## Material for the task

--

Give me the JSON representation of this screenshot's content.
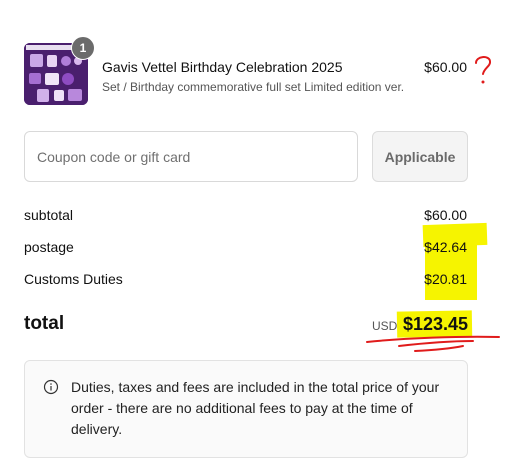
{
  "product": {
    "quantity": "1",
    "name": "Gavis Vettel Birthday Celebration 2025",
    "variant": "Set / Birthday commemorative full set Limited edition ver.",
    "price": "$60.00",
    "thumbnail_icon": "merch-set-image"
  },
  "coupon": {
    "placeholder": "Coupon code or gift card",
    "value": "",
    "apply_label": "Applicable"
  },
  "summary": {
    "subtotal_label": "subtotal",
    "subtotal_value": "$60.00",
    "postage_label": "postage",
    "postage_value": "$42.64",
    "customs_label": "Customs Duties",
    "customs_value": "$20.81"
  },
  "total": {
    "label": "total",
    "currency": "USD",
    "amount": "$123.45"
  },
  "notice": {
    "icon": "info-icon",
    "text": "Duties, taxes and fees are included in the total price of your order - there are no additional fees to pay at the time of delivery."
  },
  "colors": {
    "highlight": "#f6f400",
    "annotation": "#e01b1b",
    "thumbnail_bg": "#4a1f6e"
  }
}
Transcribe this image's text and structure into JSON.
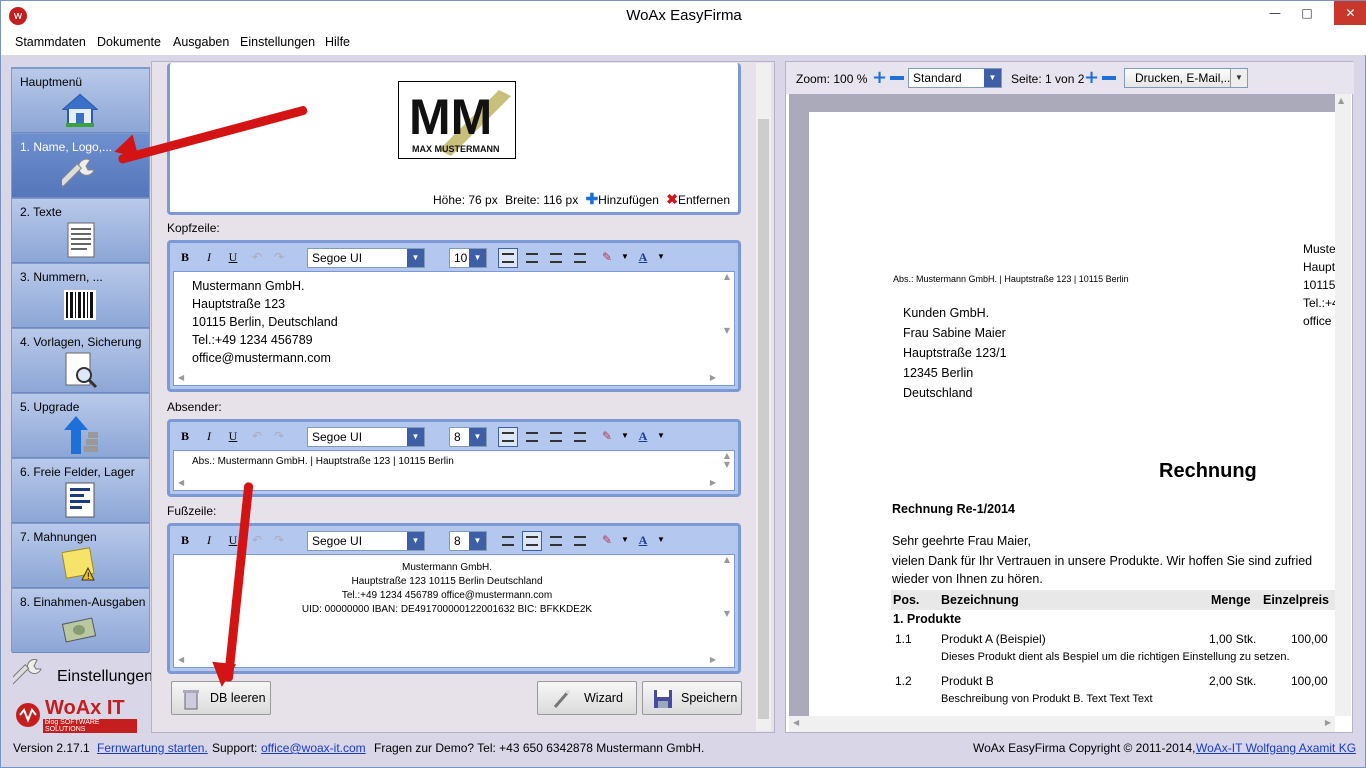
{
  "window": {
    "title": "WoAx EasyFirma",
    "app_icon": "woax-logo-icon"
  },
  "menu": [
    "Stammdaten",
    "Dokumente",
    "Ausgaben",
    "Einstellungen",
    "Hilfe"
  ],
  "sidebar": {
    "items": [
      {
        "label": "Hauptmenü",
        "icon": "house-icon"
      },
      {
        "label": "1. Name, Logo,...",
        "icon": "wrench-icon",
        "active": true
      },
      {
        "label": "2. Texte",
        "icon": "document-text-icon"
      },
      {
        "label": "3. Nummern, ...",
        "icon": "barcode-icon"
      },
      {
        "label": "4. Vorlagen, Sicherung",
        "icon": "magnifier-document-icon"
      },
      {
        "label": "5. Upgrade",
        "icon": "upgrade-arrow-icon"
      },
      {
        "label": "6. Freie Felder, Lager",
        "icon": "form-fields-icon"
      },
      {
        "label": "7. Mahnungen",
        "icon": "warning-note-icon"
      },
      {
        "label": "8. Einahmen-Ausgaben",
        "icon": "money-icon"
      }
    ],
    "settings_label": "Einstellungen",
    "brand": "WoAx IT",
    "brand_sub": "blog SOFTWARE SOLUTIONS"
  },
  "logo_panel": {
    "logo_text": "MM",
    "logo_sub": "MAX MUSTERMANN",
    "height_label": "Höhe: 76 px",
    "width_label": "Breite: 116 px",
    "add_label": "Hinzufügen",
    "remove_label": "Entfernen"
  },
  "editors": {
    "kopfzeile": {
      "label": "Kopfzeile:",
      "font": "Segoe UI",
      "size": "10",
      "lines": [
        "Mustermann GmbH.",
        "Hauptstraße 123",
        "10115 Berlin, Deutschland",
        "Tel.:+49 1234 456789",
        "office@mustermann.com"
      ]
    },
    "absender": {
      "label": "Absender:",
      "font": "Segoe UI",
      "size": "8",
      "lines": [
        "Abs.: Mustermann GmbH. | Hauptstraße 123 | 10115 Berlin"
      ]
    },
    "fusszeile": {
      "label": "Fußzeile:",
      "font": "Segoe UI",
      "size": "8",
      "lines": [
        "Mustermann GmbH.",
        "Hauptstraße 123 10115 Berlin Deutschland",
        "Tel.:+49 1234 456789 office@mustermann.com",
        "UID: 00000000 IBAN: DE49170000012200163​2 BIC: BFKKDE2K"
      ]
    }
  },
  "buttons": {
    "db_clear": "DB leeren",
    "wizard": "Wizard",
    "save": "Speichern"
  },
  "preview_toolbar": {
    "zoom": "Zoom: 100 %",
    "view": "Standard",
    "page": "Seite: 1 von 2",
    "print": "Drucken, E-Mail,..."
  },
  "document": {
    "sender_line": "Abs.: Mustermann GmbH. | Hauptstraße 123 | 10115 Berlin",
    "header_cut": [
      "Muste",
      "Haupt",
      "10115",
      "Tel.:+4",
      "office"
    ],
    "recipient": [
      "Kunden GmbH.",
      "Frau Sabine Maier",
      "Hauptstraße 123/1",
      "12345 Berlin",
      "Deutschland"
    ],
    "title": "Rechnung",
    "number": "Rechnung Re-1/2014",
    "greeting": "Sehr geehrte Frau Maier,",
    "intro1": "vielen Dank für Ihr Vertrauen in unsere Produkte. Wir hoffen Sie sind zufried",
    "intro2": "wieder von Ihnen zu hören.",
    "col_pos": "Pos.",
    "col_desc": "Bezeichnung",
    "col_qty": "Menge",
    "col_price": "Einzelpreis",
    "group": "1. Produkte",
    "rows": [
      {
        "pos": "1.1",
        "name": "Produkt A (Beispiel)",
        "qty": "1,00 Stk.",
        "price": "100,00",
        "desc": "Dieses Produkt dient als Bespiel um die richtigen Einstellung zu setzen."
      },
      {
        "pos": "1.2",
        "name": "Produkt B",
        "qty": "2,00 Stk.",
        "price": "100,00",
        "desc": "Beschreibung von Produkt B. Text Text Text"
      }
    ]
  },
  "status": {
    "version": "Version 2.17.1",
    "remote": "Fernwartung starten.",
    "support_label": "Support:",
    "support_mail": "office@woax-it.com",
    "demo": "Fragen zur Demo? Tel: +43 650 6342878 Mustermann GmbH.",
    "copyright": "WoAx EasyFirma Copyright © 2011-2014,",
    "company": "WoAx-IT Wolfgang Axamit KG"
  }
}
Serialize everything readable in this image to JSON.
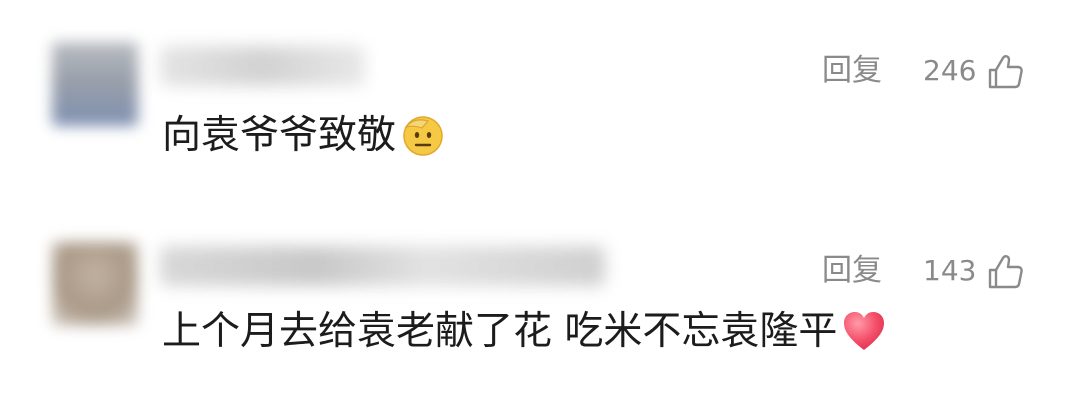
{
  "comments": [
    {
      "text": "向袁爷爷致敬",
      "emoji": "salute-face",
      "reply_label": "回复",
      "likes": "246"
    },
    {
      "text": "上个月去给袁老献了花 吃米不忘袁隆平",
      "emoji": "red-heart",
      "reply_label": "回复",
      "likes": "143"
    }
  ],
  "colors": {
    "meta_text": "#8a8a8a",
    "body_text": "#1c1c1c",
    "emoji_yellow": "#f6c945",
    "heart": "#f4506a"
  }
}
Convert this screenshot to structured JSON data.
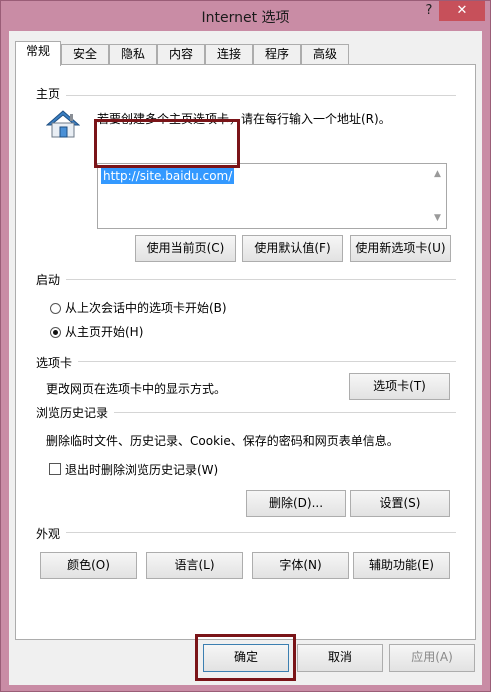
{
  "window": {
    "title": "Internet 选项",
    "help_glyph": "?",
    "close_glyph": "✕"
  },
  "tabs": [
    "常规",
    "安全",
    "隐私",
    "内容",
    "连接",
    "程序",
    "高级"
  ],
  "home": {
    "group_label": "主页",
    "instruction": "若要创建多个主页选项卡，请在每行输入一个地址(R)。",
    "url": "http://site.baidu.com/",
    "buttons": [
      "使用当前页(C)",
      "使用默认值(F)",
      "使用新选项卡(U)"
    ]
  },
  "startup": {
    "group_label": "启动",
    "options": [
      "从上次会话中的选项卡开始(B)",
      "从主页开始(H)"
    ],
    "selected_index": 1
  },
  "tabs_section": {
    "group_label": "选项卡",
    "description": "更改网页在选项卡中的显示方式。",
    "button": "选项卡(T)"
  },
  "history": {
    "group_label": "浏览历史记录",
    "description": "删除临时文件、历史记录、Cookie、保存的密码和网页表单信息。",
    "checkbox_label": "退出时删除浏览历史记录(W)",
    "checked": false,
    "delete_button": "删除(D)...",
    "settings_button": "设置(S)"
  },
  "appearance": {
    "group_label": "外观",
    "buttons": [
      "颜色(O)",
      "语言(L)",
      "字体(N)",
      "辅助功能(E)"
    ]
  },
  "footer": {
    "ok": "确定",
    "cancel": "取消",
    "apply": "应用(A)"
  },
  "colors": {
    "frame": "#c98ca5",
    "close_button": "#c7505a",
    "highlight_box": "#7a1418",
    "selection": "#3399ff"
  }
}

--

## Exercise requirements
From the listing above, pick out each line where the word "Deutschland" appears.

## Solution for this task
        "10115 Berlin, Deutschland",
        "Hauptstraße 123 10115 Berlin Deutschland",
      "Deutschland"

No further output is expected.